Investigators are trying to find the source of a phony site, purportedly from the FDIC, that tries to trick recipients into giving up personal financial data.
Federal investigators are seeking the source of a phony E-mail purportedly from the Federal Deposit Insurance Corp. that asks recipients to click on a Web site and provide personal bank account information.
FDIC spokesman David Barr said Friday the bogus Web site was shut down when the agency was alerted by consumers who received the E-mail.
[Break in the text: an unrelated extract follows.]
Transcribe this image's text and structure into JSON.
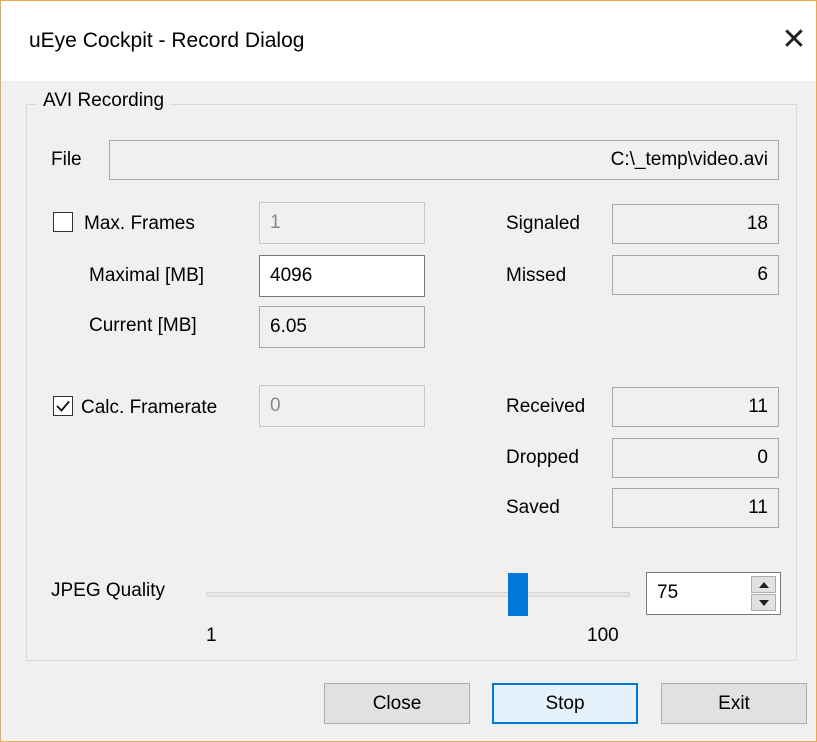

FBI and FDIC officials are investigating who set up the scam.
"It's just another creative way to separate people from their money," Barr said. "Some people are smart and realize that it doesn't sound right, but a lot of people may respond to it. It does seem like it's official, but the FDIC does not and would not ask consumers unsolicited for personal account information.''
The E-mail says a person's bank account may have been used in violation of the Patriot Act, the anti-terrorism legislation passed by Congress shortly after the Sept. 11, 2001, terrorist attacks, and that the investigation was being conducted with the Homeland Security Department.
The E-mail says that unless that person clicks on the Internet link, the account's federal deposit insurance will be canceled, records will be sent to the FBI for analysis, and the owner may receive a visit from Homeland Security.